__WHAT YOU NEED TO DO__. Count the lines below that include "value". Only the number should be given.

Page and application data records
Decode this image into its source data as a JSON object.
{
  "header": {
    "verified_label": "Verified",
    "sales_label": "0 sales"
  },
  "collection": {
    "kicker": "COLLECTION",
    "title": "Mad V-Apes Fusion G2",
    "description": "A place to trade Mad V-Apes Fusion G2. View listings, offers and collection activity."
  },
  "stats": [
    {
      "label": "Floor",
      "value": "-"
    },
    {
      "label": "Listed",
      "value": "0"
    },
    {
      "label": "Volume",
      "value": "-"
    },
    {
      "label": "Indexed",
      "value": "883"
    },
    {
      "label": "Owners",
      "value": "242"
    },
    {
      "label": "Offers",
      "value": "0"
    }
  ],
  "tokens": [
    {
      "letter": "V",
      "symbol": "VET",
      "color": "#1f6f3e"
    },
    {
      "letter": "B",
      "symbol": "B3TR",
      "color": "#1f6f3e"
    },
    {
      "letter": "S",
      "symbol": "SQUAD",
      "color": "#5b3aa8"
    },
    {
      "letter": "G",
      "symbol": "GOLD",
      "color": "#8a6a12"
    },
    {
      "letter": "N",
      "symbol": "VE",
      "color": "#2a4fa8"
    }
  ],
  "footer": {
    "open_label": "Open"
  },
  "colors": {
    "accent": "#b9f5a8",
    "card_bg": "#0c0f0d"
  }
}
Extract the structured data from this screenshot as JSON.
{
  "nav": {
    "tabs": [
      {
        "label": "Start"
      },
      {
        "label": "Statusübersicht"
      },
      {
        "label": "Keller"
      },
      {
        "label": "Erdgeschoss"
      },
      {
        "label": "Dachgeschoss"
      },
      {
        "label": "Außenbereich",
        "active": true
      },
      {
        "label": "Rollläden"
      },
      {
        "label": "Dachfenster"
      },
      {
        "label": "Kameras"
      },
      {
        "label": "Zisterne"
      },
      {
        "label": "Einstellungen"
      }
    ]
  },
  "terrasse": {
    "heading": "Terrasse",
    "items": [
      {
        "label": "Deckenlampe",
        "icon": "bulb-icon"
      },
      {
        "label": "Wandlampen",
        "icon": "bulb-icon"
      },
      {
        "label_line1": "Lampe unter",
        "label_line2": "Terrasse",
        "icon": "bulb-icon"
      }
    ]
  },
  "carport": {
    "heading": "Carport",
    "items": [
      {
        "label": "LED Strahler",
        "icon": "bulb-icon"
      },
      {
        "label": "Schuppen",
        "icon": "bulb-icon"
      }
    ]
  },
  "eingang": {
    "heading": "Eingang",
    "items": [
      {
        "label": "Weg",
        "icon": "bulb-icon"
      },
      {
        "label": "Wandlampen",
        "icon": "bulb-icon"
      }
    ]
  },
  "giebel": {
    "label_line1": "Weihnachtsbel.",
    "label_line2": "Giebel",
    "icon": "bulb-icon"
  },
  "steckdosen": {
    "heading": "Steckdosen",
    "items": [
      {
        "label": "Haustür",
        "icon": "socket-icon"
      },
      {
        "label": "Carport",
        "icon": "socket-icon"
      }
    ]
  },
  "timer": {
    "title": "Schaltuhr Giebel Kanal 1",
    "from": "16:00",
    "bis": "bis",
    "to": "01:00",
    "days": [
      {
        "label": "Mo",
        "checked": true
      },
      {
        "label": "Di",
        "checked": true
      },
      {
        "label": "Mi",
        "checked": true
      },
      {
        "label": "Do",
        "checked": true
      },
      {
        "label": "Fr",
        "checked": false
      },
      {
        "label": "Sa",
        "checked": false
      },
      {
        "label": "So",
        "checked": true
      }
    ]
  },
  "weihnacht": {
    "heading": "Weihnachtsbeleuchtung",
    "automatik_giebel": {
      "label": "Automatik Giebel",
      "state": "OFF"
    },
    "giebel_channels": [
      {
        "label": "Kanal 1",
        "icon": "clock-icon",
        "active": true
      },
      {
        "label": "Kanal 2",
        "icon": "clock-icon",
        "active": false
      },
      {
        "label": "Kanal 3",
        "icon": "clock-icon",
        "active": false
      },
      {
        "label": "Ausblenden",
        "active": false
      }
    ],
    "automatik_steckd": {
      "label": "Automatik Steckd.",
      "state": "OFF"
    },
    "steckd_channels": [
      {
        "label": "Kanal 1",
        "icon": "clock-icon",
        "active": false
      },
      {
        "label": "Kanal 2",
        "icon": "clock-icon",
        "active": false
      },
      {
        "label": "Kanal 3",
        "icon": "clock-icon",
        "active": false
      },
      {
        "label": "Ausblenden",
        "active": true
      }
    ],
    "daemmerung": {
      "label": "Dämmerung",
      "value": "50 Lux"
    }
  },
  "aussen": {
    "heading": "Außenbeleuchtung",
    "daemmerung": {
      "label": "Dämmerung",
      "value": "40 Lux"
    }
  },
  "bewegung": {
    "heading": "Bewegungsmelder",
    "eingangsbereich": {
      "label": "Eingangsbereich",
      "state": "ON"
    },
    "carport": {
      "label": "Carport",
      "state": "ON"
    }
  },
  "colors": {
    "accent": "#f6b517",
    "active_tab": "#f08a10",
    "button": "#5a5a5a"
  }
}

__RESPONSE TO THIS EXERCISE__. 8